Understanding elevated PSA levels.
Understanding elevated PSA levels can help alleviate a misconception that prostate cancer is always responsible. In reality, elevated PSA levels have been connected to several prostate conditions, as well as common non-medical factors. Current recommendations suggest that men should begin prostate cancer screening in their 50s. For African American men and those with a family history of prostate cancer, screening should start by the age of 40.
Prostate cancer is not the only cause for elevated PSA levels.
Several non-cancerous factors can contribute to elevated PSA levels:
- For men under 50, the most common cause is prostatitis, an infection of the prostate gland that can be bacterial or non-bacterial. Many cases of bacterial prostatitis can be cured by a regimen of antibiotics. The most common form of infection – non-bacterial prostatitis – does not respond to antibiotics.
- Another common cause of elevated PSA levels is having a medical procedure or using a medical device. Catheterization can cause a significant jump in PSA levels, as can a simple digital rectal exam (DRE) of the prostate. After performing a DRE, it may take up to two weeks for PSA to return to pre-exam levels.

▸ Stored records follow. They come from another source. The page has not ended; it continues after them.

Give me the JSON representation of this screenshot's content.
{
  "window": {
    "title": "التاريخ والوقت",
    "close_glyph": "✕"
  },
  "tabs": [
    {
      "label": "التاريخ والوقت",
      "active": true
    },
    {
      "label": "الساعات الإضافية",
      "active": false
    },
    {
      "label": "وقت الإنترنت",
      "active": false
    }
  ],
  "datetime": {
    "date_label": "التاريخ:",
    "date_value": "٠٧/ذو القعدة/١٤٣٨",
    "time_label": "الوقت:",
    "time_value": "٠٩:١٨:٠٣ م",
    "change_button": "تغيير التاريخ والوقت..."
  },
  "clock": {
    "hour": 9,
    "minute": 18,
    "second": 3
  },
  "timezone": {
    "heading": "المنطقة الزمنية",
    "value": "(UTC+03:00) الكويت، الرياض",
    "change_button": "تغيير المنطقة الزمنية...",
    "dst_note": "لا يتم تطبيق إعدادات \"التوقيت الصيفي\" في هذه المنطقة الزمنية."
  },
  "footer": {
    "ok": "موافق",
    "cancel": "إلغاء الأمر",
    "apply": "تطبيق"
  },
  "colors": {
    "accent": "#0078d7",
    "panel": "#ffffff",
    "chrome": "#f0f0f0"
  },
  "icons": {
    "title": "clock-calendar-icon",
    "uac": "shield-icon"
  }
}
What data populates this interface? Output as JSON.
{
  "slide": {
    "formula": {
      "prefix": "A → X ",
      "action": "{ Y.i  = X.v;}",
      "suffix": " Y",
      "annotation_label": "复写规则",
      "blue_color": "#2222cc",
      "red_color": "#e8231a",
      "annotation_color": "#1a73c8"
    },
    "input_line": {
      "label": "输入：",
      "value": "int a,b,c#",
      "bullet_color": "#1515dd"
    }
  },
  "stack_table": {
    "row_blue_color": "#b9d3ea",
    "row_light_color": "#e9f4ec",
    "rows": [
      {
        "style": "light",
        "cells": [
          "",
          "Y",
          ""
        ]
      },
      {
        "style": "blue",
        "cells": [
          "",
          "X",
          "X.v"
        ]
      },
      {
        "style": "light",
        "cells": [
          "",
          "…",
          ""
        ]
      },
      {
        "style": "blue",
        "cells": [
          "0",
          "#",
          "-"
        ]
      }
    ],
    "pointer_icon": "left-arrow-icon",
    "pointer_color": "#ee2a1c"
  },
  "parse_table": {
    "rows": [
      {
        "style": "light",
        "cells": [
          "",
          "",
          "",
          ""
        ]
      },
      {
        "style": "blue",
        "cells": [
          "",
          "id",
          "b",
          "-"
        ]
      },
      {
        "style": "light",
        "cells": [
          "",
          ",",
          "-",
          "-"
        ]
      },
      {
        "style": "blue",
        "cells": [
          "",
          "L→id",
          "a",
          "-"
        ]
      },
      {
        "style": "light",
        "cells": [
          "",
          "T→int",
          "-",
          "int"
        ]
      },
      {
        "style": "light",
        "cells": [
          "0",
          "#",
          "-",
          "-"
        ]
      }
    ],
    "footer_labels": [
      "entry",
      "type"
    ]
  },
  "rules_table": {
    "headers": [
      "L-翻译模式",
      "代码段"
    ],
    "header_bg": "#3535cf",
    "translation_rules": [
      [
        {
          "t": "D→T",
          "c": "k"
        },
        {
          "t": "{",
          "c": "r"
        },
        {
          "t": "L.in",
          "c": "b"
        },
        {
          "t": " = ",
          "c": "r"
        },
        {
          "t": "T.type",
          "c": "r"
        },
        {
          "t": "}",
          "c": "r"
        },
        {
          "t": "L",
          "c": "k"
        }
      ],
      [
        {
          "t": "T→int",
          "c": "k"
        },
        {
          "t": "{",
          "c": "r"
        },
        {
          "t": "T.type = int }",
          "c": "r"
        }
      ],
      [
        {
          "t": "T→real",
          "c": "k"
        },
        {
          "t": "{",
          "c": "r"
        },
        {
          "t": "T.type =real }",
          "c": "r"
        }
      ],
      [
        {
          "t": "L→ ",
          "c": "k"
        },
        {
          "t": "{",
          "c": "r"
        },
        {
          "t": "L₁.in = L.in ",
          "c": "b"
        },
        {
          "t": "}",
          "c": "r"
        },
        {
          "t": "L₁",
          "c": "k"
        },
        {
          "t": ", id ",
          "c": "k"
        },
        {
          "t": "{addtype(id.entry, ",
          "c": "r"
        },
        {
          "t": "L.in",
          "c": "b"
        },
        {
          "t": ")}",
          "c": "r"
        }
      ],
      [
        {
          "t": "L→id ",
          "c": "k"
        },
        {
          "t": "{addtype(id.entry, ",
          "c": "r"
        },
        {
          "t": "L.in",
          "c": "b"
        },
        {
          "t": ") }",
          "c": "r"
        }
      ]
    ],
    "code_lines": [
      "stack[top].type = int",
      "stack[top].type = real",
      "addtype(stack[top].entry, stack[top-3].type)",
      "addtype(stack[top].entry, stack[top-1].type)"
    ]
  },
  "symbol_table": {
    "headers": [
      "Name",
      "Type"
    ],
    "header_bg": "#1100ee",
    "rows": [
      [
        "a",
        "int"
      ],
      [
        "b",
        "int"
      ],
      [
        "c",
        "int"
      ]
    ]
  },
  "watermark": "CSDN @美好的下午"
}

- Benign prostate hyperplasia (BPH), or an enlarged prostate, can also cause PSA levels to rise. This occurs as the overgrowth of prostate tissue produces more PSA. An enlarged, non-cancerous prostate can be evaluated and treated to reduce tissue growth and eliminate bothersome symptoms.
- Urinary tract infections irritate the prostate and can cause PSA levels to rise.
- Age can also contribute to higher PSA levels. Normal PSA ranges will differ depending on the age group of men being screened.
While elevated PSA levels may be a useful indicator for certain conditions, it is far from the only factor that should be taken into consideration. If you have any questions or concerns about PSA levels or your prostate health, contact Urology Austin to schedule an appointment.